Does City of Minneapolis Bear Responsibility for BLM Protest Shooting?

Black Lives Matter protesters and supporters march from the Minneapolis Police Department's Fourth Precinct to the Federal Building in Minneapolis, Tuesday, Nov. 24, 2015. (AP Photo/Jim Mone)

A week-long protest at the 4th Precinct of the Minneapolis Police Department culminated in violence late Monday evening as shots rang out. A confrontation between protesters and alleged “white supremacists” ended in shots fired by the latter, injuring five protesters. Circumstances suggest that the city bears some responsible for allowing the situation to escalate.

Black Lives Matter has been sustaining an “occupation” of the 4th Precinct since the shooting death on November 15th of Jamar Clark. Police responded early that Sunday morning to support paramedics who were tussling with Clark at the scene of a domestic abuse complaint. Beyond that, details remain murky, subject to investigations by the police, the state Bureau of Criminal Apprehension, and a federal investigation supported by city officials and the governor.

The investigation will likely remain ongoing for several weeks. In the meantime, Black Lives Matter protesters demand “#Justice4Jamar” and the release of video footage held as part of the investigation. These demands are underscored by the “occupation” of the 4th Precinct, which entails an encampment surrounding the police station complete with tents and fires in the street.

Common sense would suggest that tents and fires in a public street should not be tolerated. Nevertheless, Mayor Betsy Hodges finds herself in a political pickle. Much of her support comes from elements sympathetic to Black Lives Matter. Yet residents in the area grow weary of the melee in their streets. During a radio interview, civil rights activist Ron Edwards relayed complaints from local residents about out-of-state agitators who have invaded their neighborhood. Even the family of Jamar Clark, in whose name the protest continues, have called for it to stop.

Lieutenant Bob Kroll, head of the local police union, told the Minneapolis Star Tribune that the protests were dampening the capacity of the police department to service residents:

[Kroll] said he is frustrated that the chief allowed protesters to pitch any tents at the North Side precinct building. Instead of patrolling the streets, officers from the precinct have to guard and manually open the gate to a parking lot where the squads and their vehicles are stored.

They monitor the encampment from the precinct’s windows and security cameras while several SWAT units are on standby, he said.

To backfill, officers from other precincts have to patrol the North Side communities. This takes them away from their own areas and potentially leads to longer response times to 911 calls, he said.

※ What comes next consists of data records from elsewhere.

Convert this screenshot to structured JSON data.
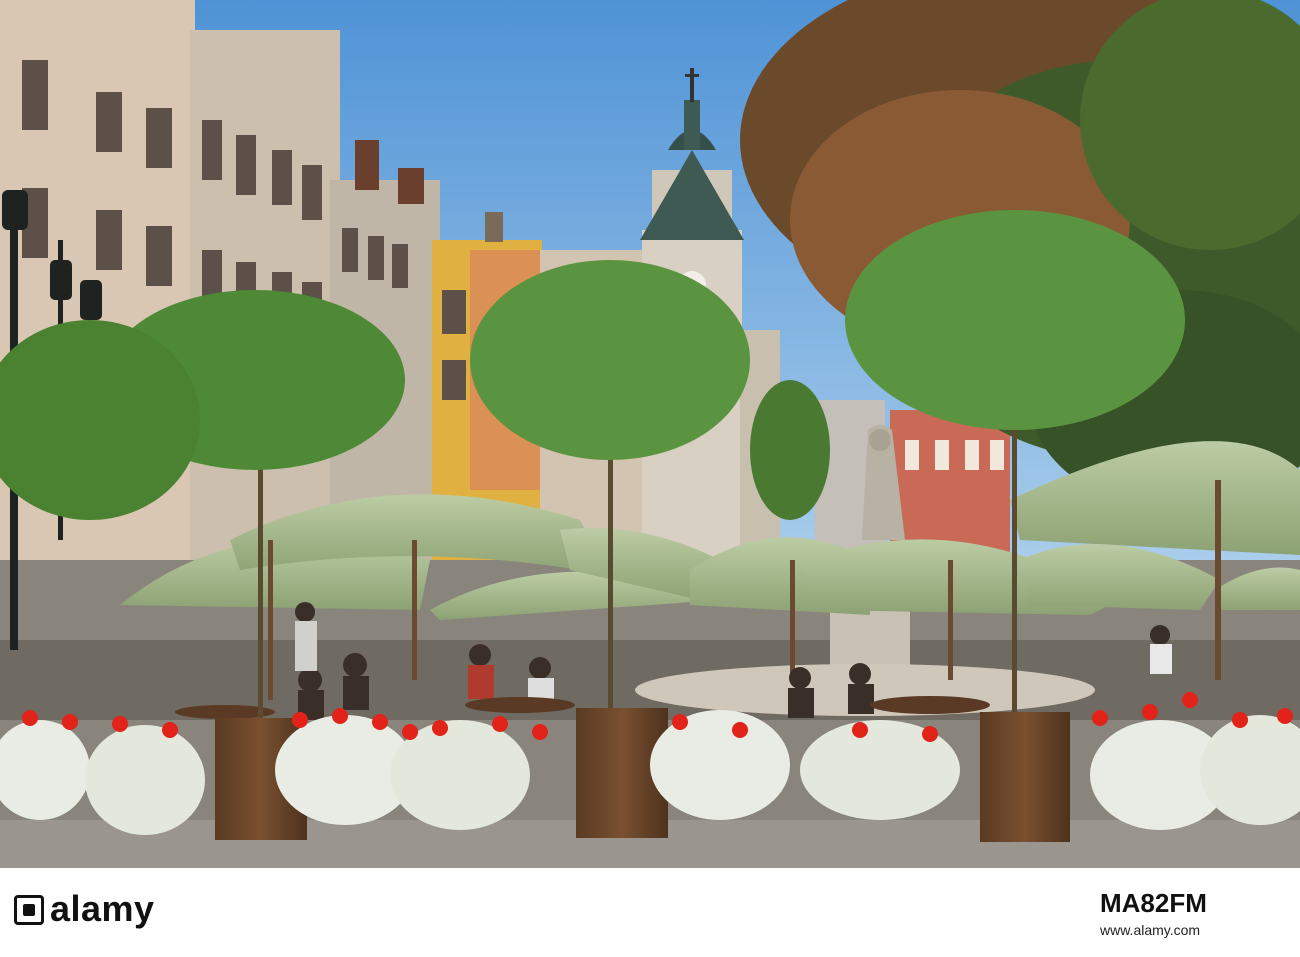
{
  "photo": {
    "sky_color": "#5fa4e0",
    "umbrella_color": "#a5b98a",
    "tree_color": "#3e6f2a",
    "flower_red": "#e2231a",
    "flower_white": "#e9ece4"
  },
  "stock": {
    "logo": "alamy",
    "image_id": "MA82FM",
    "url": "www.alamy.com"
  }
}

“This can only get worse,” he said. “Our officers feel helpless, like they are sitting ducks.”

Add to this accounts from Monday night, including video footage allegedly taken from the perspective of the shooters, and it appears that Black Lives Matter protesters have laid exclusive claim to the streets surrounding the 4th Precinct. They’re deciding who can stay and who must go, and they’re taking it upon themselves to “escort” anyone they think “weren’t supposed to be there” from the area.

At what point has the city lost control? When you have protesters flaunting the law, assuming physical control of public property, taking it upon themselves to physically confront people on the street, at what point has the city neglected its responsibility to maintain law and order?

These are questions which no one seems to be asking in the mainstream media. The conventional wisdom seems to be that cracking down on Black Lives Matter would be a greater evil than tolerating continued disorder.

Emerging facts suggest that the shooters from Monday night may have been looking for trouble. Three men have been arrested, and clues on social media suggest that they may have been white supremacists trolling the protest. Even so, it should be noted that there would be no protest to troll if city officials, particularly the mayor and the police chief, upheld the letter of the law.